Meanwhile, our biggest rodent, the beaver, will be building up fat reserves but also storing food to see it through the winter. Our small but growing population of wild beavers will spend much of the winter in their lodges, gnawing on bark and wood that they’ve dragged underwater. Their well-insulated lodges and thick fur will keep them warm and cosy.

Music and drama in the undergrowth

On warm days, summer’s wild soundtrack lingers. Crickets and grasshoppers buzz in the undergrowth. Their music is made by rubbing legs or wings together, otherwise known as ‘stridulating’. Grasshoppers don’t survive the winter but their eggs, laid in loose earth, will hatch out in early spring and when it’s warm enough, the insect orchestra will be back!

And suspended in webs among tangled vegetation, brightly-decorated wasp spiders are lying in wait, hoping to catch some of these miniature musicians. When they do, they roll them up in a bundle of silk to eat later! The bright black and yellow stripes of this spider fools potential predators into thinking it might be a stinging insect, so they leave it alone.

A spider with yellow and black stripes in a web
This female wasp spider has weaved the distinctive zig-zag pattern into her web | Sarah Punter / iStock

The females, which are 14-17mm long, are easier to spot than the smaller males, which often get eaten during mating! If you find a wasp spider web, see if you can spot their signature ‘zig-zag’ line in the middle.

Autumn babies

Reptiles are active in September, making the most of the last days of warmth and sunshine. You may see common lizards and slow worms around log piles or grass snakes sunning themselves on compost heaps, where they may have laid their eggs. Those eggs hatch in late summer, while adders, and rarer smooth snakes, give birth to live young around this time. Young snakes are tiny perfect replicas of their parents!

And hedgehogs may also have their babies this late in the year. These hoglets will have to put on fat quickly to survive hibernation, and they and their parents will munch on beetles, slugs, snails and worms with even more vigour than usual!

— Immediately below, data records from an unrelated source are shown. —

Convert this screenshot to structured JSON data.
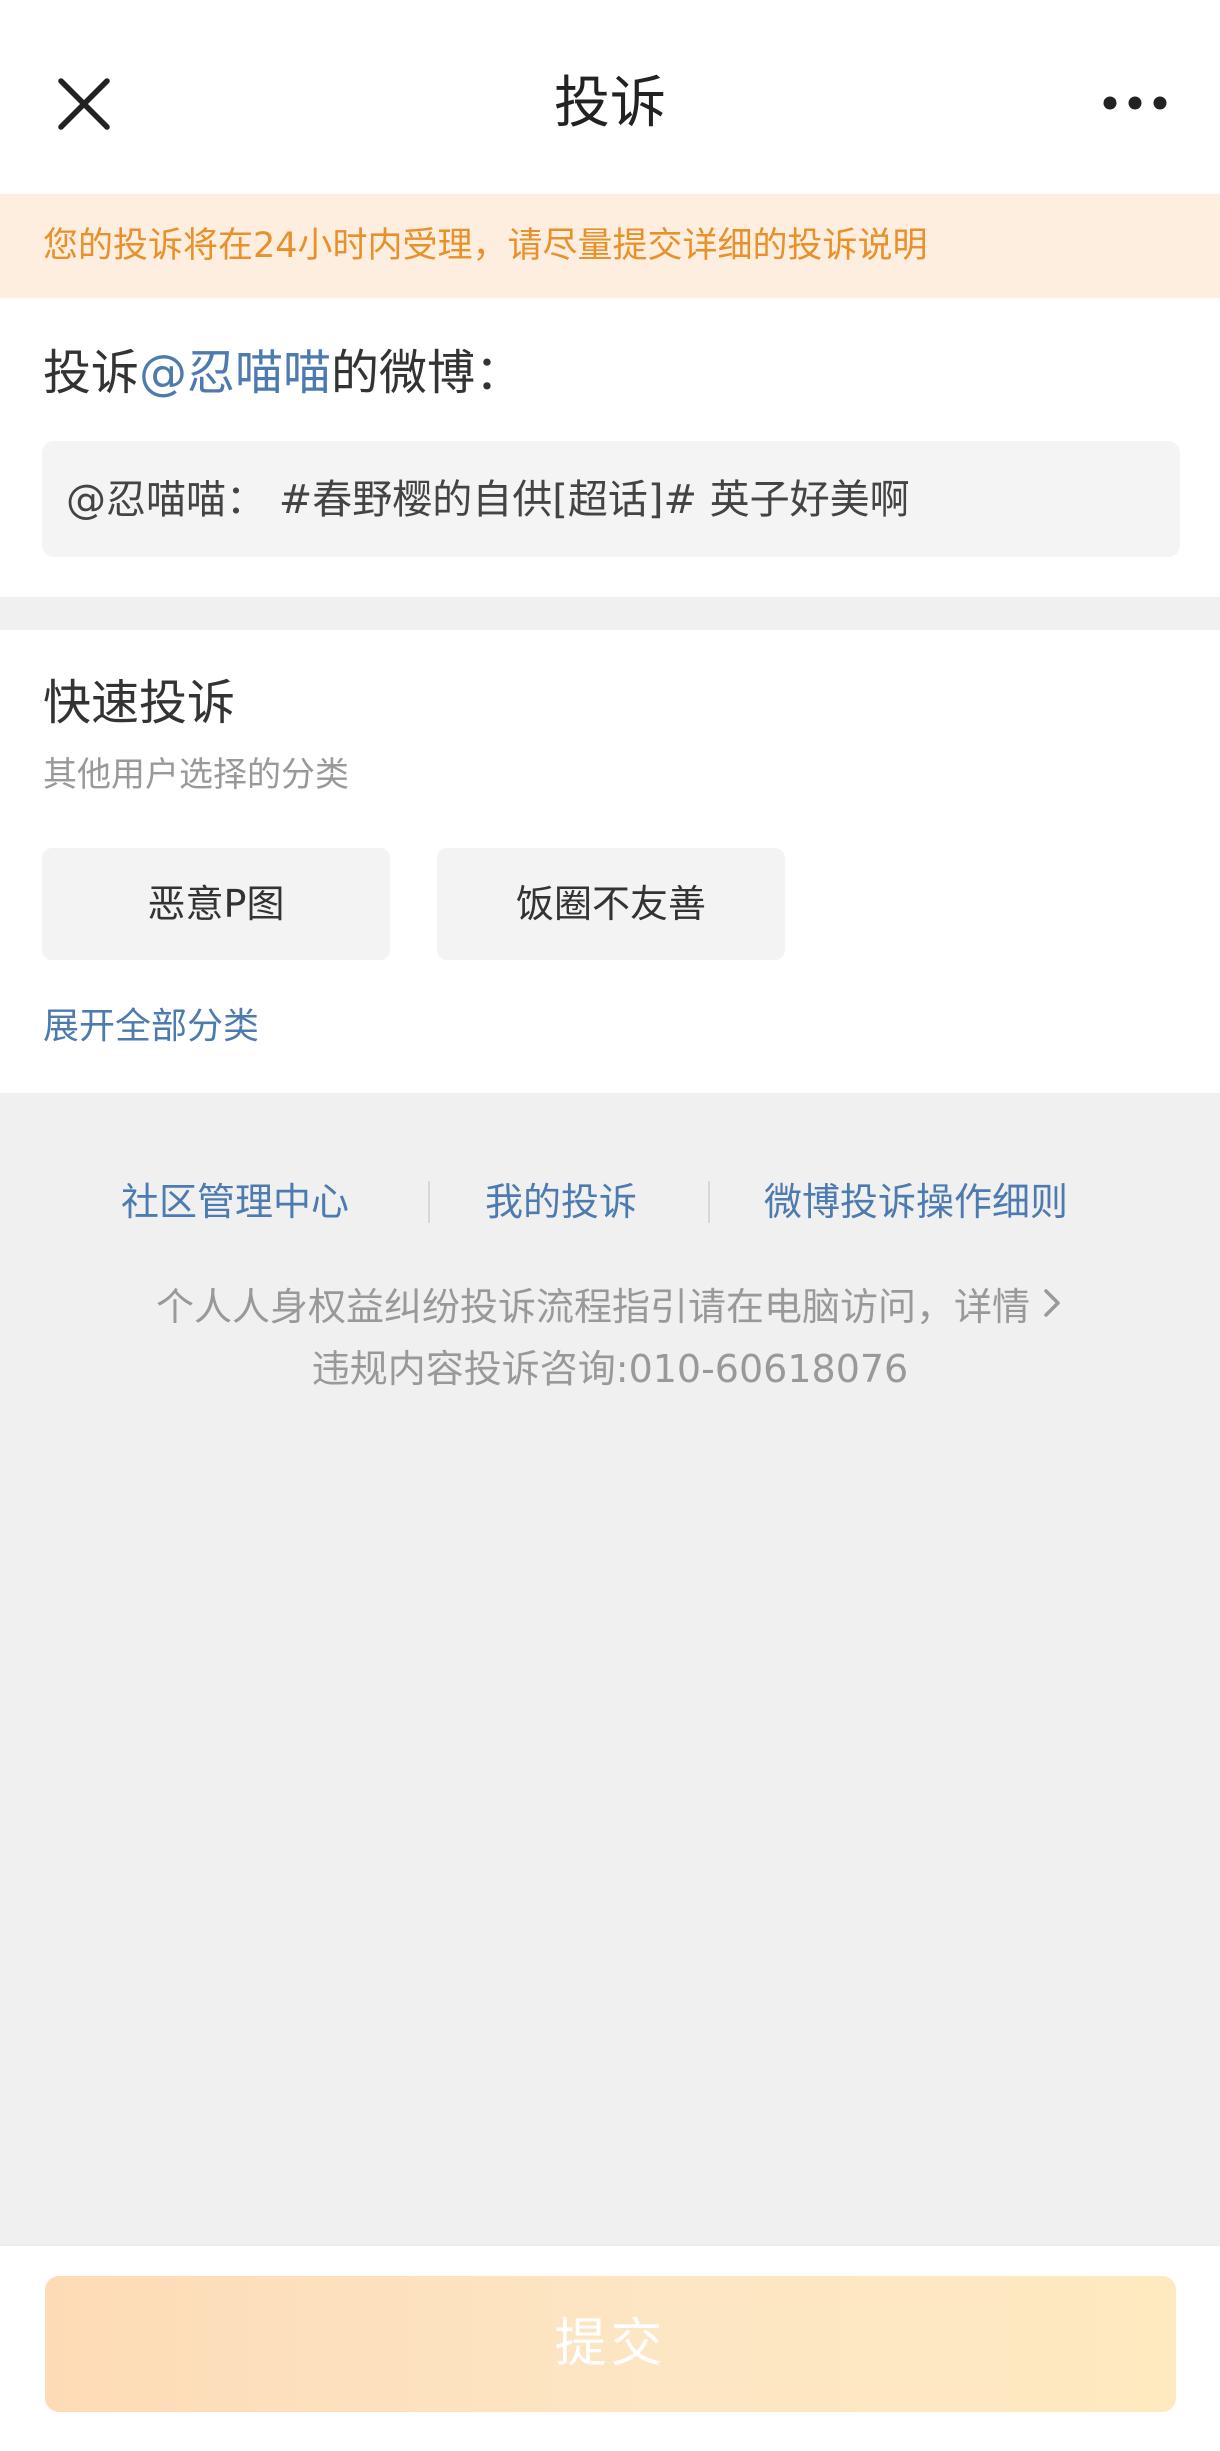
{
  "header": {
    "title": "投诉",
    "close_icon": "close-icon",
    "more_icon": "more-icon"
  },
  "notice": {
    "text": "您的投诉将在24小时内受理，请尽量提交详细的投诉说明",
    "color": "#e8902a",
    "background": "#fdeee0"
  },
  "target": {
    "prefix": "投诉",
    "mention": "@忍喵喵",
    "suffix": "的微博：",
    "quote": "@忍喵喵：  #春野樱的自供[超话]#  英子好美啊",
    "mention_color": "#4d7bb0"
  },
  "quick": {
    "title": "快速投诉",
    "subtitle": "其他用户选择的分类",
    "categories": [
      "恶意P图",
      "饭圈不友善"
    ],
    "expand_label": "展开全部分类"
  },
  "footer": {
    "links": [
      "社区管理中心",
      "我的投诉",
      "微博投诉操作细则"
    ],
    "guide": "个人人身权益纠纷投诉流程指引请在电脑访问，详情",
    "guide_icon": "chevron-right-icon",
    "hotline": "违规内容投诉咨询:010-60618076"
  },
  "submit": {
    "label": "提交",
    "state": "disabled"
  }
}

A hedgehog is curled up amongst autumn leaves
Watch out for sleepy hedgehogs awake during hibernation; they might need help

If you see a hedgehog out and about during the day, especially in cold weather, it means it may have been disturbed from hibernation and could be unwell. There’s plenty of advice on the British Hedgehog Preservation Society website on how you can help these increasingly rare animals.

What autumn wildlife have you seen? Let us know on the CPRE Twitter, Facebook or Instagram.

A black squirrel looks closely at the camera
A rare black squirrel peers back at us Sanches812 / iStock